▸ Task details: Repeat exactly the lines that begin at the one containing "Enumerate this screenshot's" and end at the final line of the records; include no pictures and nothing else.

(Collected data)
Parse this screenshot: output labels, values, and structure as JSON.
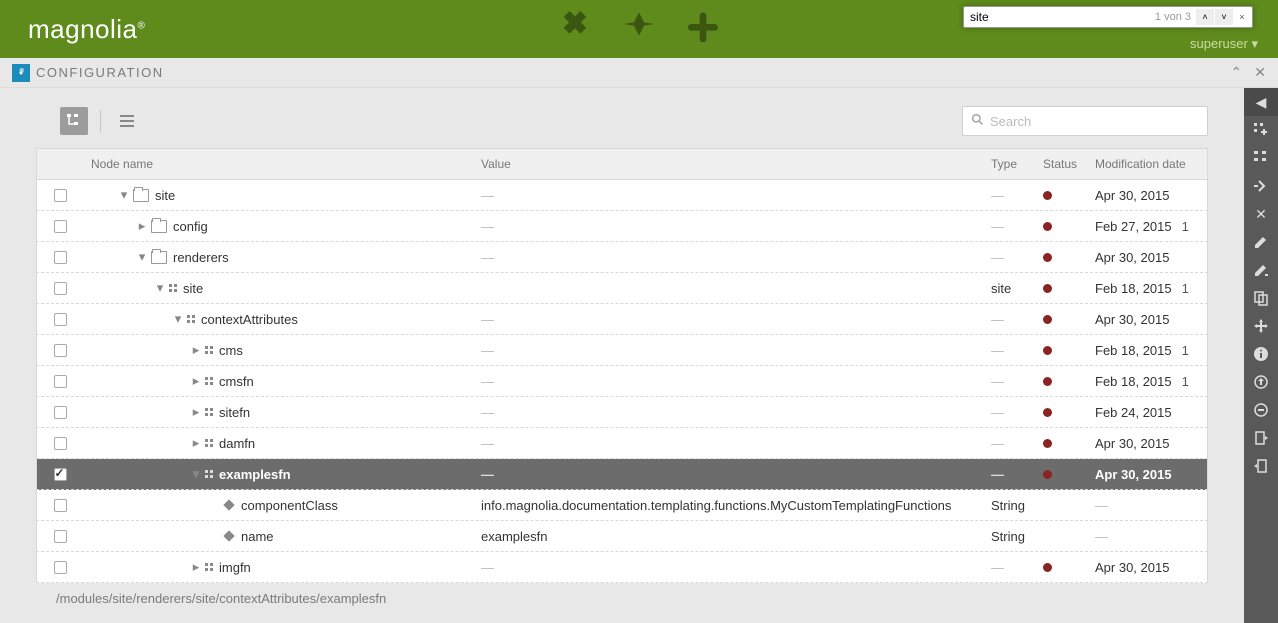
{
  "brand": "magnolia",
  "findbar": {
    "value": "site",
    "count": "1 von 3"
  },
  "user": "superuser",
  "app": {
    "title": "CONFIGURATION"
  },
  "search": {
    "placeholder": "Search"
  },
  "columns": {
    "name": "Node name",
    "value": "Value",
    "type": "Type",
    "status": "Status",
    "mod": "Modification date"
  },
  "rows": [
    {
      "indent": 2,
      "expand": "down",
      "icon": "folder",
      "name": "site",
      "value": "—",
      "type": "—",
      "status": "dot",
      "mod": "Apr 30, 2015",
      "extra": "",
      "checked": false
    },
    {
      "indent": 3,
      "expand": "right",
      "icon": "folder",
      "name": "config",
      "value": "—",
      "type": "—",
      "status": "dot",
      "mod": "Feb 27, 2015",
      "extra": "1",
      "checked": false
    },
    {
      "indent": 3,
      "expand": "down",
      "icon": "folder",
      "name": "renderers",
      "value": "—",
      "type": "—",
      "status": "dot",
      "mod": "Apr 30, 2015",
      "extra": "",
      "checked": false
    },
    {
      "indent": 4,
      "expand": "down",
      "icon": "dots",
      "name": "site",
      "value": "",
      "type": "site",
      "status": "dot",
      "mod": "Feb 18, 2015",
      "extra": "1",
      "checked": false
    },
    {
      "indent": 5,
      "expand": "down",
      "icon": "dots",
      "name": "contextAttributes",
      "value": "—",
      "type": "—",
      "status": "dot",
      "mod": "Apr 30, 2015",
      "extra": "",
      "checked": false
    },
    {
      "indent": 6,
      "expand": "right",
      "icon": "dots",
      "name": "cms",
      "value": "—",
      "type": "—",
      "status": "dot",
      "mod": "Feb 18, 2015",
      "extra": "1",
      "checked": false
    },
    {
      "indent": 6,
      "expand": "right",
      "icon": "dots",
      "name": "cmsfn",
      "value": "—",
      "type": "—",
      "status": "dot",
      "mod": "Feb 18, 2015",
      "extra": "1",
      "checked": false
    },
    {
      "indent": 6,
      "expand": "right",
      "icon": "dots",
      "name": "sitefn",
      "value": "—",
      "type": "—",
      "status": "dot",
      "mod": "Feb 24, 2015",
      "extra": "",
      "checked": false
    },
    {
      "indent": 6,
      "expand": "right",
      "icon": "dots",
      "name": "damfn",
      "value": "—",
      "type": "—",
      "status": "dot",
      "mod": "Apr 30, 2015",
      "extra": "",
      "checked": false
    },
    {
      "indent": 6,
      "expand": "down",
      "icon": "dots",
      "name": "examplesfn",
      "value": "—",
      "type": "—",
      "status": "dot",
      "mod": "Apr 30, 2015",
      "extra": "",
      "checked": true,
      "selected": true
    },
    {
      "indent": 7,
      "expand": "",
      "icon": "diamond",
      "name": "componentClass",
      "value": "info.magnolia.documentation.templating.functions.MyCustomTemplatingFunctions",
      "type": "String",
      "status": "",
      "mod": "—",
      "extra": "",
      "checked": false
    },
    {
      "indent": 7,
      "expand": "",
      "icon": "diamond",
      "name": "name",
      "value": "examplesfn",
      "type": "String",
      "status": "",
      "mod": "—",
      "extra": "",
      "checked": false
    },
    {
      "indent": 6,
      "expand": "right",
      "icon": "dots",
      "name": "imgfn",
      "value": "—",
      "type": "—",
      "status": "dot",
      "mod": "Apr 30, 2015",
      "extra": "",
      "checked": false
    }
  ],
  "path": "/modules/site/renderers/site/contextAttributes/examplesfn"
}
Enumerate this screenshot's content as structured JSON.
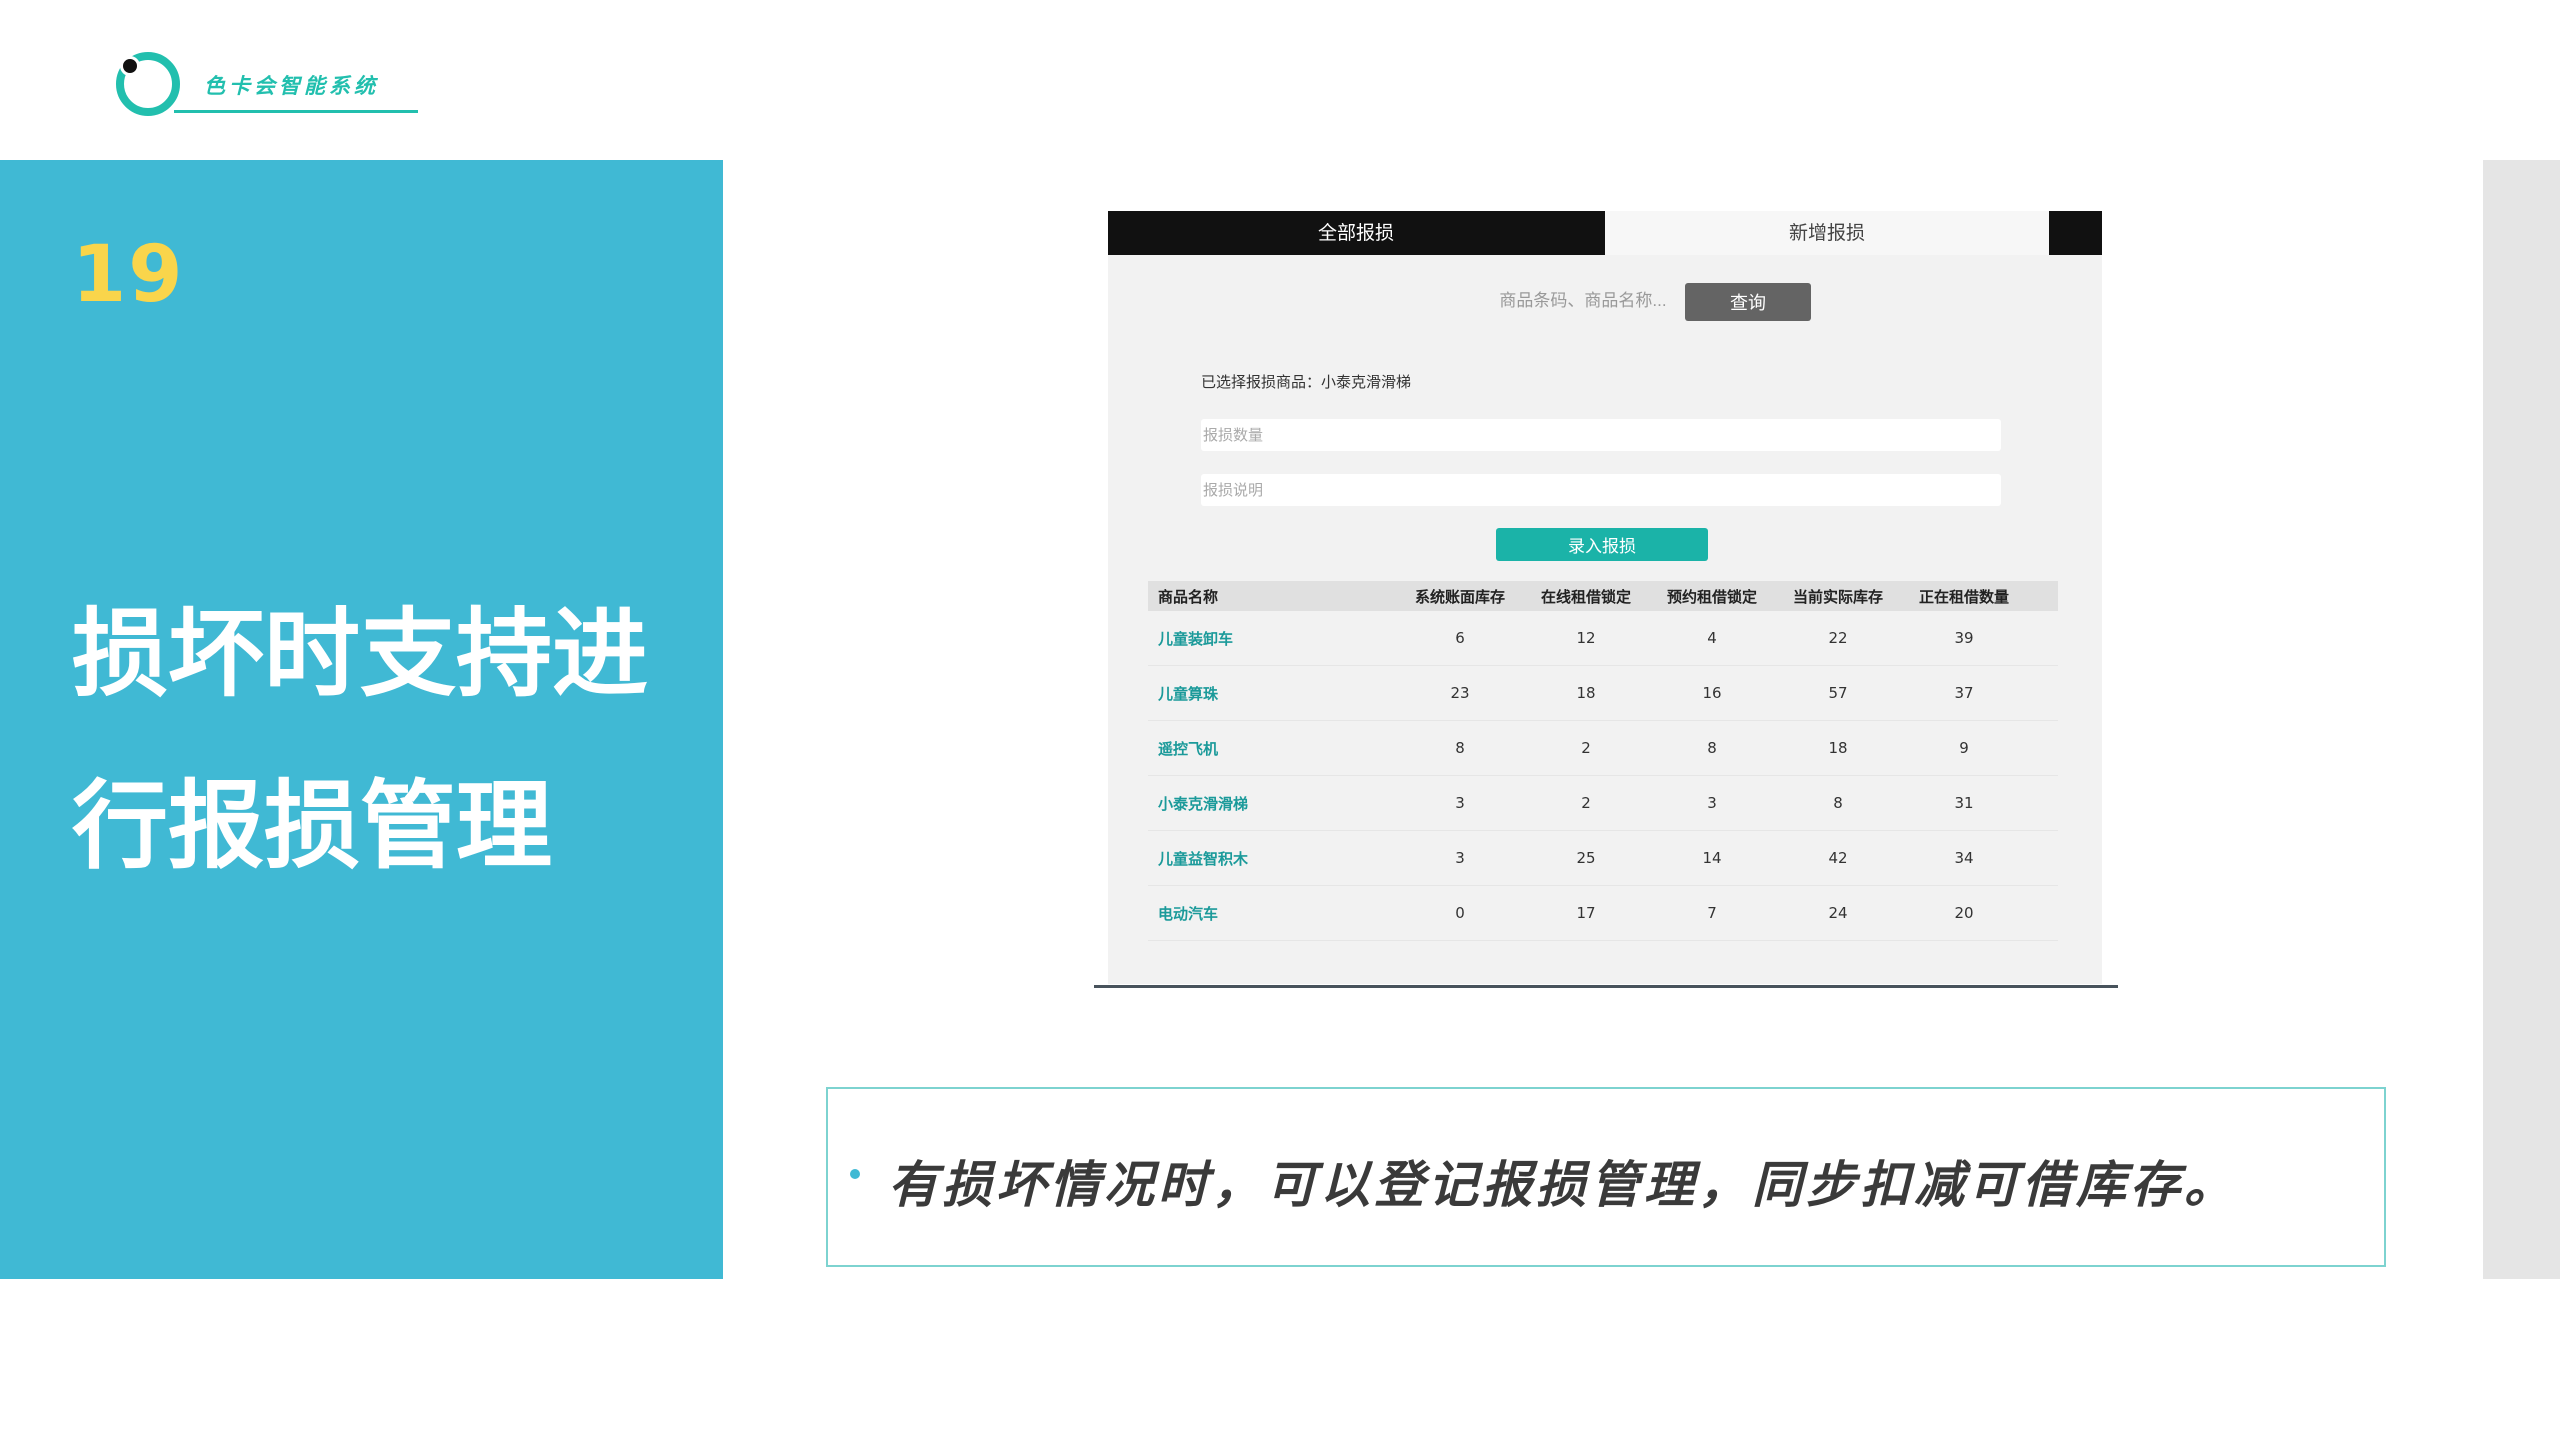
{
  "logo": {
    "text": "色卡会智能系统"
  },
  "slide": {
    "number": "19",
    "title": "损坏时支持进行报损管理"
  },
  "app": {
    "tabs": {
      "all": "全部报损",
      "new": "新增报损"
    },
    "search": {
      "placeholder": "商品条码、商品名称...",
      "button": "查询"
    },
    "selected_info": "已选择报损商品：小泰克滑滑梯",
    "fields": {
      "quantity_placeholder": "报损数量",
      "description_placeholder": "报损说明"
    },
    "submit": "录入报损",
    "table": {
      "headers": [
        "商品名称",
        "系统账面库存",
        "在线租借锁定",
        "预约租借锁定",
        "当前实际库存",
        "正在租借数量"
      ],
      "rows": [
        [
          "儿童装卸车",
          "6",
          "12",
          "4",
          "22",
          "39"
        ],
        [
          "儿童算珠",
          "23",
          "18",
          "16",
          "57",
          "37"
        ],
        [
          "遥控飞机",
          "8",
          "2",
          "8",
          "18",
          "9"
        ],
        [
          "小泰克滑滑梯",
          "3",
          "2",
          "3",
          "8",
          "31"
        ],
        [
          "儿童益智积木",
          "3",
          "25",
          "14",
          "42",
          "34"
        ],
        [
          "电动汽车",
          "0",
          "17",
          "7",
          "24",
          "20"
        ]
      ]
    }
  },
  "description": "有损坏情况时，可以登记报损管理，同步扣减可借库存。",
  "colors": {
    "panel": "#40b9d4",
    "accent": "#22bfae",
    "number": "#f9d54b"
  }
}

▸ Response area:
Enumerate this screenshot's content as structured JSON.
{
  "logo": {
    "text": "色卡会智能系统"
  },
  "slide": {
    "number": "19",
    "title": "损坏时支持进行报损管理"
  },
  "app": {
    "tabs": {
      "all": "全部报损",
      "new": "新增报损"
    },
    "search": {
      "placeholder": "商品条码、商品名称...",
      "button": "查询"
    },
    "selected_info": "已选择报损商品：小泰克滑滑梯",
    "fields": {
      "quantity_placeholder": "报损数量",
      "description_placeholder": "报损说明"
    },
    "submit": "录入报损",
    "table": {
      "headers": [
        "商品名称",
        "系统账面库存",
        "在线租借锁定",
        "预约租借锁定",
        "当前实际库存",
        "正在租借数量"
      ],
      "rows": [
        [
          "儿童装卸车",
          "6",
          "12",
          "4",
          "22",
          "39"
        ],
        [
          "儿童算珠",
          "23",
          "18",
          "16",
          "57",
          "37"
        ],
        [
          "遥控飞机",
          "8",
          "2",
          "8",
          "18",
          "9"
        ],
        [
          "小泰克滑滑梯",
          "3",
          "2",
          "3",
          "8",
          "31"
        ],
        [
          "儿童益智积木",
          "3",
          "25",
          "14",
          "42",
          "34"
        ],
        [
          "电动汽车",
          "0",
          "17",
          "7",
          "24",
          "20"
        ]
      ]
    }
  },
  "description": "有损坏情况时，可以登记报损管理，同步扣减可借库存。",
  "colors": {
    "panel": "#40b9d4",
    "accent": "#22bfae",
    "number": "#f9d54b"
  }
}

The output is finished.